=== Section Start ===

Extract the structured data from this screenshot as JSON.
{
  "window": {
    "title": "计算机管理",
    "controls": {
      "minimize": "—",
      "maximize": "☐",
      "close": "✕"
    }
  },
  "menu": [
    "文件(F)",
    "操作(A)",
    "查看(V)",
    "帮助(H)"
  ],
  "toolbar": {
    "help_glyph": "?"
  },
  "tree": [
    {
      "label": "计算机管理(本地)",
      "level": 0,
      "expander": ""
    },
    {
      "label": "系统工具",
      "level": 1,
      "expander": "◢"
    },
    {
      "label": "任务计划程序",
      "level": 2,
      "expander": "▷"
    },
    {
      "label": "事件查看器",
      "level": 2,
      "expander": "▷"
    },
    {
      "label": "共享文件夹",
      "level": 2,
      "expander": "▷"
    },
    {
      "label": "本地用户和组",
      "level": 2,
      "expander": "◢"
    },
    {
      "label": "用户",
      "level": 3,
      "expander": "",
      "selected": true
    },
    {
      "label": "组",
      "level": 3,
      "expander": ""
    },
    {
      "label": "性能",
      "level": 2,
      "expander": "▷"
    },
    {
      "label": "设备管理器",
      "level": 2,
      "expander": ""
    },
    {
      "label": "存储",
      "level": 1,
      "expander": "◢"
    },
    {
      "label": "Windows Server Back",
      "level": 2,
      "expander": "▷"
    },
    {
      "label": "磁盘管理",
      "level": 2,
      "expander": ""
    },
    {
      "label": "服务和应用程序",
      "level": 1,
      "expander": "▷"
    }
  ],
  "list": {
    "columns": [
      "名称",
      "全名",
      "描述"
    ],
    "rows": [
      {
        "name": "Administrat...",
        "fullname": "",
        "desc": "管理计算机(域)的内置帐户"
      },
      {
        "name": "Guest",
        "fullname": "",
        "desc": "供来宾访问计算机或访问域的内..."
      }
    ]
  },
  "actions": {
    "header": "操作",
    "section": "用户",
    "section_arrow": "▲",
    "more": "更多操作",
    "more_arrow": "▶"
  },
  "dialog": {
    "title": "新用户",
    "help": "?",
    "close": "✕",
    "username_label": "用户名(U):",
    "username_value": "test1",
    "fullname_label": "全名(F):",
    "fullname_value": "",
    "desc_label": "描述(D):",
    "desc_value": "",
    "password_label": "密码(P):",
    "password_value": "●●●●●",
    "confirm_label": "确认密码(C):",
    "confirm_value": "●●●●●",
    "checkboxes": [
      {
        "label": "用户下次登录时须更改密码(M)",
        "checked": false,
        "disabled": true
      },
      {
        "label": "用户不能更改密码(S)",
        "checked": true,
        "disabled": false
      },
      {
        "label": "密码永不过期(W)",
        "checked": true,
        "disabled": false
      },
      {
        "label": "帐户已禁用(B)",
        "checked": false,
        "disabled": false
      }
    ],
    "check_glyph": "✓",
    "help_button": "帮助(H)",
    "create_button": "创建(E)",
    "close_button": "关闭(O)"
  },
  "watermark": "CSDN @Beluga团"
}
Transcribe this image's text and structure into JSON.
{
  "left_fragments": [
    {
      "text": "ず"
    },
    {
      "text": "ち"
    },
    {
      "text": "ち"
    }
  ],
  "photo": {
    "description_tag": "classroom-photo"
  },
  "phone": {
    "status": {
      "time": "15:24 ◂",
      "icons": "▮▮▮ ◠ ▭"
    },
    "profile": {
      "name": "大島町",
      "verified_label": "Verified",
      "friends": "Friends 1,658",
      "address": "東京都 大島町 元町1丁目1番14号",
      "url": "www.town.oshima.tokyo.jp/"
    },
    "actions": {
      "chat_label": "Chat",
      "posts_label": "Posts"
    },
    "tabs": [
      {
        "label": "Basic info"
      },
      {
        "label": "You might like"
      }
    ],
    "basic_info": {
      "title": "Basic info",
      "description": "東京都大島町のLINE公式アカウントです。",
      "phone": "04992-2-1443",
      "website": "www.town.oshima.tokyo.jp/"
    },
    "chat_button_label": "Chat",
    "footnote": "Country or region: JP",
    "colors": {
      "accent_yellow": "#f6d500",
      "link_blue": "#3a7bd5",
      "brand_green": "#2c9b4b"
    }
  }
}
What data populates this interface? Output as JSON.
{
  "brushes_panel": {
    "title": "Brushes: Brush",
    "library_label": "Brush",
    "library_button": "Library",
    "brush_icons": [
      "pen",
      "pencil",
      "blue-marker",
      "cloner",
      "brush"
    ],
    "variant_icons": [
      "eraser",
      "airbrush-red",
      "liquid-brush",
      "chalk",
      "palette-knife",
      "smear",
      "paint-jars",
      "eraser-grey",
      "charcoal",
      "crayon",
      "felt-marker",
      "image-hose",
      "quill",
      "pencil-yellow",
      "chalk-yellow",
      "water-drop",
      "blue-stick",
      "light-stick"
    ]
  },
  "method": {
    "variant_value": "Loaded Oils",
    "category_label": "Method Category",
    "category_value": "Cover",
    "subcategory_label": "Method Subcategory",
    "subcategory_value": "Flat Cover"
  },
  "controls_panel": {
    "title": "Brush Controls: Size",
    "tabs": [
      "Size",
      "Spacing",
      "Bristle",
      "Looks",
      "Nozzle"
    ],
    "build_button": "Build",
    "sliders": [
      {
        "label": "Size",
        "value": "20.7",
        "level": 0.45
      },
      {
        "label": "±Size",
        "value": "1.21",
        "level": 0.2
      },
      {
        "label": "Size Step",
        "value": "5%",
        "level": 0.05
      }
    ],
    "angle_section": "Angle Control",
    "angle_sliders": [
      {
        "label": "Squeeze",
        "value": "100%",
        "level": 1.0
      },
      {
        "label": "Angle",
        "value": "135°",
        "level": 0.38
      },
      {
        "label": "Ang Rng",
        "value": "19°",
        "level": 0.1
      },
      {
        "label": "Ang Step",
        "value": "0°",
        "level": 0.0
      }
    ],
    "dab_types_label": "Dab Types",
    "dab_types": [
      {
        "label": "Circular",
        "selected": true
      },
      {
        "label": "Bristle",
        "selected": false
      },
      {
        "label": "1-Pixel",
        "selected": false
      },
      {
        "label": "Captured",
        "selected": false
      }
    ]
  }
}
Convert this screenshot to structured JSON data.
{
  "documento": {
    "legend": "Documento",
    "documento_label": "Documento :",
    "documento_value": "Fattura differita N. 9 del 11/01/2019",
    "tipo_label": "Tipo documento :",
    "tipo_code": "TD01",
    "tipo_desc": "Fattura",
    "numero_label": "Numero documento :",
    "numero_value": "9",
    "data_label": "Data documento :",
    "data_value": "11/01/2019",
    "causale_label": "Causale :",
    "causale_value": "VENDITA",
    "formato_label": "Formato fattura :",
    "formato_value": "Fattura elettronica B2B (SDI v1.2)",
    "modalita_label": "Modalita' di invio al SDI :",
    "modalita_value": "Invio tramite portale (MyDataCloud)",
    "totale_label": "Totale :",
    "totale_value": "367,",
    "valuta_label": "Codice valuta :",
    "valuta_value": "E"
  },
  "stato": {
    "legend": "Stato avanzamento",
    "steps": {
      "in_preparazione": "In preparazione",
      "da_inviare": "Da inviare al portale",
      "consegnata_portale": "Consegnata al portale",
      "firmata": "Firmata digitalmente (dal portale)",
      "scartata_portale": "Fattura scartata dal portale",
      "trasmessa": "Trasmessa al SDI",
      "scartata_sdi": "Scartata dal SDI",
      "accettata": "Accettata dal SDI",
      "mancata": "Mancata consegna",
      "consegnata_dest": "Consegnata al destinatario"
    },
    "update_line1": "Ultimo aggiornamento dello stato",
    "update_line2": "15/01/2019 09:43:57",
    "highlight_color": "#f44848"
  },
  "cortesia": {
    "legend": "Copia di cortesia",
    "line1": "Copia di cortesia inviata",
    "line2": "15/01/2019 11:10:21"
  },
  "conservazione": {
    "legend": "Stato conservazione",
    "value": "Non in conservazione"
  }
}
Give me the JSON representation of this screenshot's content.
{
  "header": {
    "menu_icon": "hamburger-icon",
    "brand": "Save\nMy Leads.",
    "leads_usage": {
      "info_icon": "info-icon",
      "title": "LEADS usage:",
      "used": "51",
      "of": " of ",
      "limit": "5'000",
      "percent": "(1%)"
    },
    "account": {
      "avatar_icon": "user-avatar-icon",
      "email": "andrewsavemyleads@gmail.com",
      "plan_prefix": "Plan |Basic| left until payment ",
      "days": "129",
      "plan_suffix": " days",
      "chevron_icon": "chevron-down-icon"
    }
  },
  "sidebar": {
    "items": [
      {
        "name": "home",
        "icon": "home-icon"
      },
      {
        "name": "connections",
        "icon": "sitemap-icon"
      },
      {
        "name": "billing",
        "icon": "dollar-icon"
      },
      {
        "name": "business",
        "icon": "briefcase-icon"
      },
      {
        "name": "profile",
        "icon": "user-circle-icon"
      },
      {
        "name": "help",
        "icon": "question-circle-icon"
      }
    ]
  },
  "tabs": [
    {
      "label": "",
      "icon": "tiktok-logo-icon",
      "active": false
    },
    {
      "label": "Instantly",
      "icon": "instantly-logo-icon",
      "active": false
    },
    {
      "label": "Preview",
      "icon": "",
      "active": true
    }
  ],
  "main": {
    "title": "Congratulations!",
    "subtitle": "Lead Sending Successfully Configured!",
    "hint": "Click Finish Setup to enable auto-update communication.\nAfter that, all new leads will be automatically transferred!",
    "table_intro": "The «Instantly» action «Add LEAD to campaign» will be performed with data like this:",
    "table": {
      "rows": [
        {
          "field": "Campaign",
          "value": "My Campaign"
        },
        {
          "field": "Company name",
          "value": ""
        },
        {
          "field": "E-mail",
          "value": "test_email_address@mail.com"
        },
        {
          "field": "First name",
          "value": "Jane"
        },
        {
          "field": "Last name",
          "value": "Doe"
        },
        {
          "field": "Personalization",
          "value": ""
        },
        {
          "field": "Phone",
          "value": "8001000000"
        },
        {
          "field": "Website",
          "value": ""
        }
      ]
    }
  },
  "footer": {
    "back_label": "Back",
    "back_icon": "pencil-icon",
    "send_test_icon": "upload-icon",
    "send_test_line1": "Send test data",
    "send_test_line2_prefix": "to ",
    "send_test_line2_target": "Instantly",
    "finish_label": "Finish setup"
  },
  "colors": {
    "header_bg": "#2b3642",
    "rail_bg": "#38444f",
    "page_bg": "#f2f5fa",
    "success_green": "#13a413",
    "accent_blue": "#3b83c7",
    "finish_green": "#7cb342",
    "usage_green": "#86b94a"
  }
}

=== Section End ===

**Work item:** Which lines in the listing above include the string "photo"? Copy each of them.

**Worked solution:**
  "photo": {
    "description_tag": "classroom-photo"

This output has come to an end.